It's not that Karl's teams ran a lot of plays.  Both Chauncey Billups and Andre Iguodala were apalled at the lack of plays and possession-to-possession instruction that Karl provided.  Players understood what was expected of them, however, and how every possession should be approached.  Karl had principles and his under-manned teams were consistently playoff-bound simply because those principles were followed in the regular season. Malone’s inability to turn his desire for competent, structured play into actual results is one of the most damning notions of the early season.

Fans are certainly not turning out to watch this. Even before Shaw, Nuggets fans weren't always packing it to the rafters but they had a reasonable expectation of getting an entertaining home game and more than likely a win. "Come out and see the Nuggets beat someone in a fast-paced, high-flying environment" is a far more enticing offer than "spend time in our basketball tomb with dozens of other people watching us shuffle around and lose by 20."

The Nuggets brand has been severely damaged over the last 3+ years, but the question remains the same: what kind of team are the Nuggets trying to be? Denver had a chance to course-correct back toward a Karl-influenced squad after Shaw but turned down Melvin Hunt in favor of Malone, only to see the Nuggets struggling to run high school sets while the rest of the league's offensive explosion continues around them. The young players seem to play well together in tiny spurts, while the vets are more comfortable around each other (and Malone is more comfortable trusting them). But comfort is not creating positive outcomes. The comfortable veterans are not playing faster, harder or better together.

It’s not about whether the Nuggets should be focused more on one side of the ball or the other. Being the Grizzlies is not a bad thing even in the modern NBA. It’s about hitting the mark that’s aimed for, and Denver can’t even find the target. For much of the year the better unit has been the bench unit. Wilson Chandler is the team’s leading scorer, Nikola Jokic is the team’s best player by analytics, and Jamal Murray is its most exciting momentum-swinger. All are bench players. Some teams do this intentionally, like the Spurs using Ginobili off the bench even when he was their third-best player because it created the best flow for their offense over 48 minutes.

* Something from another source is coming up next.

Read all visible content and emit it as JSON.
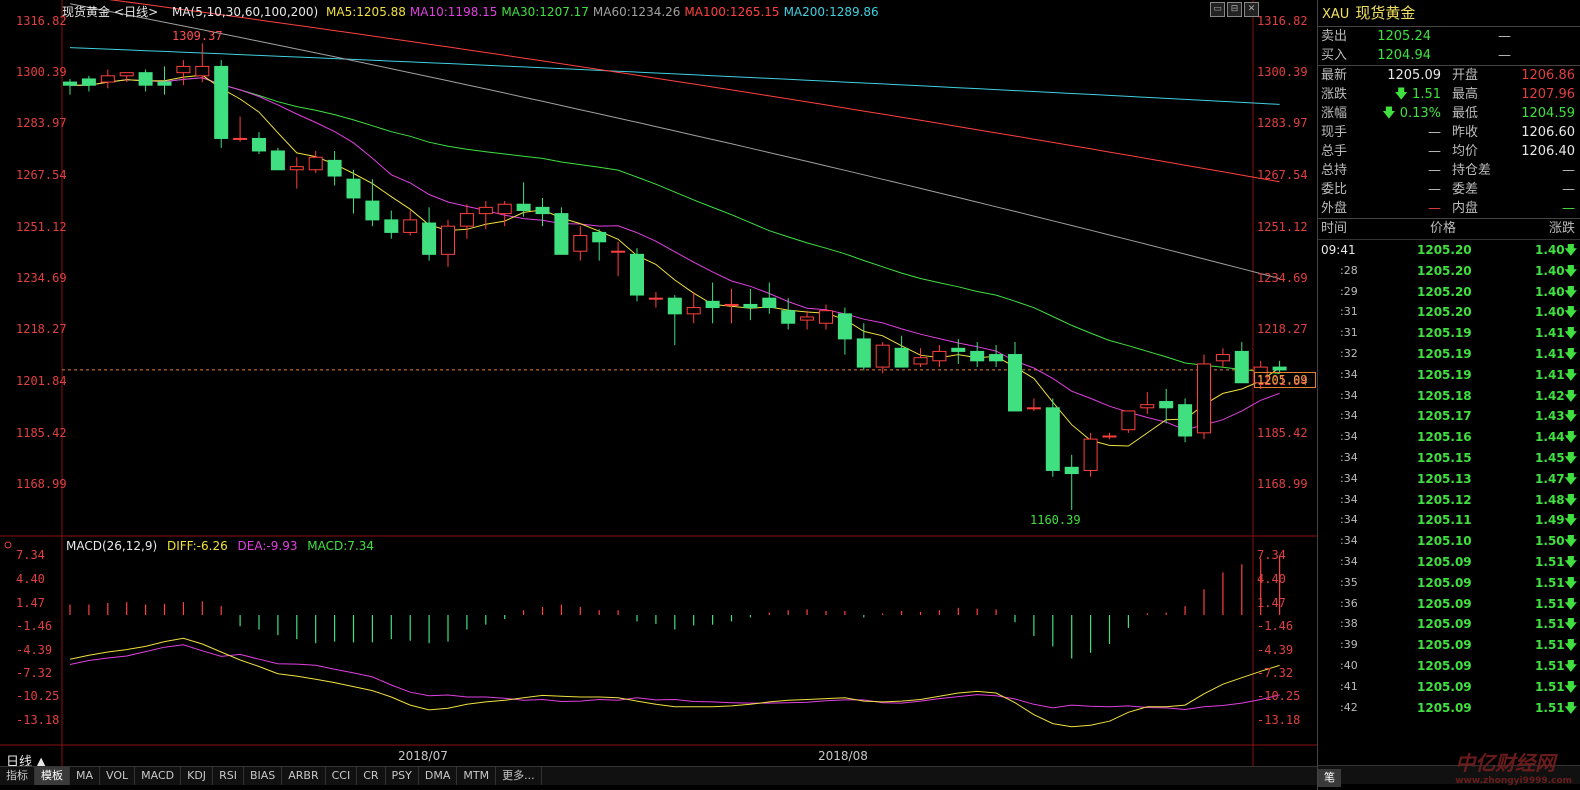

This is not what the Nuggets are doing, as evinced by so many disastrous starts and hollow quarters at random points during games. I’m not sure anyone really knows what the Nuggets are doing other than losing in horrible fashion while playing uninspired basketball. They are getting out-played, out-coached and out-hustled. I said during the Shaw era that this team was too talented to lose that many times in that fashion, but that has continued into the Malone era.

Some of that is youth, but some of it is simply the inability to adhere to a uniting philosophy. These Nuggets don’t know who they are, and if there is a vision for who they will become they don’t seem to have bought into it. The Nuggets are not a melting pot of veteran savvy and young talent; they are a soupy mess of disparate parts that are no closer to becoming a coherent whole than they were in the preseason.

Figure out who you want to be, Nuggets – and then instead of wishing or praying to transform into that team start taking concrete steps in that direction. I don’t care whether those steps are lineup changes, player changes or coaching changes, but this is not working for anyone. Right now your concrete shoes are dragging the season’s hopes down into the muck.